Pod the broad beans. In a saucepan, heat the oil over a medium heat, add the shallots and cook for 10 minutes until lightly golden and soft. Add the broad beans and mix together well, cooking for another five minutes, then add the wine, bubbling for a minute or two to reduce the alcohol. Add two-thirds of the stock, cover and cook for a further 30 minutes, adding more stock if the broad beans start to get too dry.
Meanwhile, poach the eggs in a medium saucepan of salted simmering water for three minutes or until just cooked and ready to serve.
Spoon the beans into six warmed bowls, top with a poached egg and scatter with the cheese, parsley, black pepper and a drizzle of extra-virgin olive oil.
Lentils & goat’s cheese with caramelised walnuts
It’s not very often you meet a young person such as Kepa, an enthusiastic chap in his early twenties, who is already producing the most amazing goat’s cheese. I met him at his farm in Amorebieta-Etxano, where the views were something to behold.
This is a really nice, simple salad I made using Kepa’s fantastic cheese with plenty of carrots, onions, celery, garlic and some tomatoes. The caramelised walnuts are great as an aperitif with your beer – just add some flakes of salt and they are ready.
1 onion, finely-chopped
1 carrot, finely-chopped
1 celery stalk, finely-chopped
1 garlic clove, crushed
1 bay leaf
Few sprigs of oregano
300 g (10½ oz) Spanish pardina lentils
600 ml (20 fl oz) fresh vegetable stock
2 ripe vine tomatoes, skins removed and chopped
75 g (2½ oz) caster (superfine) sugar
Handful of walnuts
100 g (3½ oz) soft goat’s cheese
Heat a little oil in a deep pan and gently fry the onion, carrot and celery for 15 minutes until really tender. Add the garlic and fry for a minute more, then add the bay leaf, oregano and lentils. Pour in the stock and add the tomatoes. Bring to the boil, then cover and simmer for 30–35 minutes until the lentils are starting to break down and make a lovely thick sauce.
Meanwhile, put the sugar in a pan with two tablespoons of water and dissolve over a low heat. Bring to the boil and cook for 4–5 minutes until you have a golden caramel, then add the walnuts and mix together to coat.
Tip the walnuts onto a baking sheet lined with greased baking paper and leave to cool.
Spoon the lentils into four warmed bowls, add a scoop of goat’s cheese to each bowl, then top with the caramelised walnuts.
Sardines marinated in cider or Txakoli vinegar
My love of sardines goes back as far as I can remember. My mum used to come home from the market every Tuesday with sardines in her bag. That strong fresh fish flavour will stay with me forever, as will a glass of fresh milk straight from the cow.

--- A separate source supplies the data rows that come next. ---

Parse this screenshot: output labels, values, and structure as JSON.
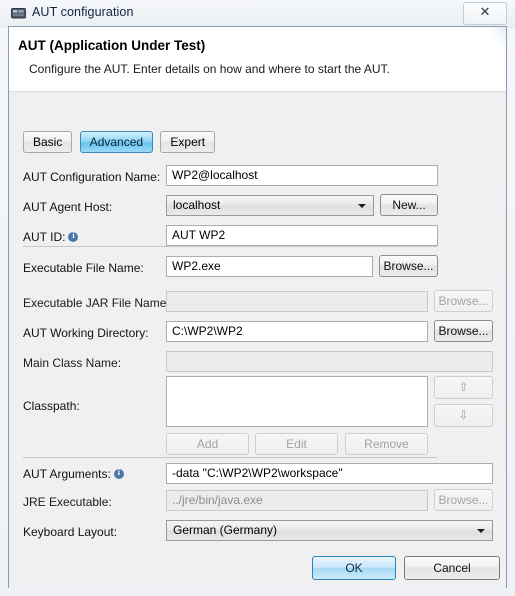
{
  "window": {
    "title": "AUT configuration",
    "icon": "app-icon",
    "close_label": "✕"
  },
  "header": {
    "title": "AUT (Application Under Test)",
    "description": "Configure the AUT. Enter details on how and where to start the AUT."
  },
  "tabs": [
    {
      "label": "Basic",
      "selected": false
    },
    {
      "label": "Advanced",
      "selected": true
    },
    {
      "label": "Expert",
      "selected": false
    }
  ],
  "fields": {
    "aut_configuration_name": {
      "label": "AUT Configuration Name:",
      "value": "WP2@localhost",
      "placeholder": ""
    },
    "aut_agent_host": {
      "label": "AUT Agent Host:",
      "value": "localhost",
      "options": [
        "localhost"
      ],
      "button": "New..."
    },
    "aut_id": {
      "label": "AUT ID:",
      "value": "AUT WP2",
      "info": "info-icon"
    },
    "executable_file_name": {
      "label": "Executable File Name:",
      "value": "WP2.exe",
      "button": "Browse..."
    },
    "executable_jar_file_name": {
      "label": "Executable JAR File Name:",
      "value": "",
      "button": "Browse..."
    },
    "aut_working_directory": {
      "label": "AUT Working Directory:",
      "value": "C:\\WP2\\WP2",
      "button": "Browse..."
    },
    "main_class_name": {
      "label": "Main Class Name:",
      "value": ""
    },
    "classpath": {
      "label": "Classpath:",
      "entries": [],
      "buttons": [
        "Add",
        "Edit",
        "Remove"
      ],
      "move_up": "⇧",
      "move_down": "⇩"
    },
    "aut_arguments": {
      "label": "AUT Arguments:",
      "value": "-data \"C:\\WP2\\WP2\\workspace\"",
      "info": "info-icon"
    },
    "jre_executable": {
      "label": "JRE Executable:",
      "value": "../jre/bin/java.exe",
      "button": "Browse..."
    },
    "keyboard_layout": {
      "label": "Keyboard Layout:",
      "value": "German (Germany)",
      "options": [
        "German (Germany)"
      ]
    }
  },
  "footer": {
    "ok": "OK",
    "cancel": "Cancel"
  },
  "colors": {
    "accent": "#64c3ee",
    "ok_border": "#2a80b9",
    "info": "#4a78a8",
    "dialog_bg": "#f0f0f0"
  }
}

The simplest way to prepare sardines is to remove the scales, fillet them, then eat them raw. I wanted to give some extra flavour to this dish, as not many people will eat them raw.
This marinade is very quick, which means you will keep almost all of the flavour as well as the freshness of the fish.
1 bulb garlic
500 ml (17 fl oz) Txakoli or cider vinegar
1 small French shallot, finely-chopped
5 black peppercorns
5 pink peppercorns
1 bay leaf
Few sprigs of tarragon
25 g (1 oz) caster (superfine) sugar
8 super-fresh sardines, filleted
Toasted baguette to serve
Extra-virgin olive oil to drizzle
Flaky sea salt
Preheat the oven to 170°C (340°F/Gas 3).
Drizzle the garlic with oil and roast for 30–40 minutes until really tender. Squeeze the pulp from the skins and mash into a paste. Set aside.
Gently heat the vinegar with the shallot, peppercorns, herbs and sugar until the sugar has dissolved, but not until it boils. Lay the sardines skin side down in a dish and pour over the hot vinegar. Leave for a couple of minutes, then drain.
Spread the toasted baguette with some of the garlic paste. Top with the marinated sardines, drizzle with extra-virgin olive oil and sprinkle with the flaky sea salt.
Jose Pizarro's cookbook, Basque is published by Hardie Grant, £25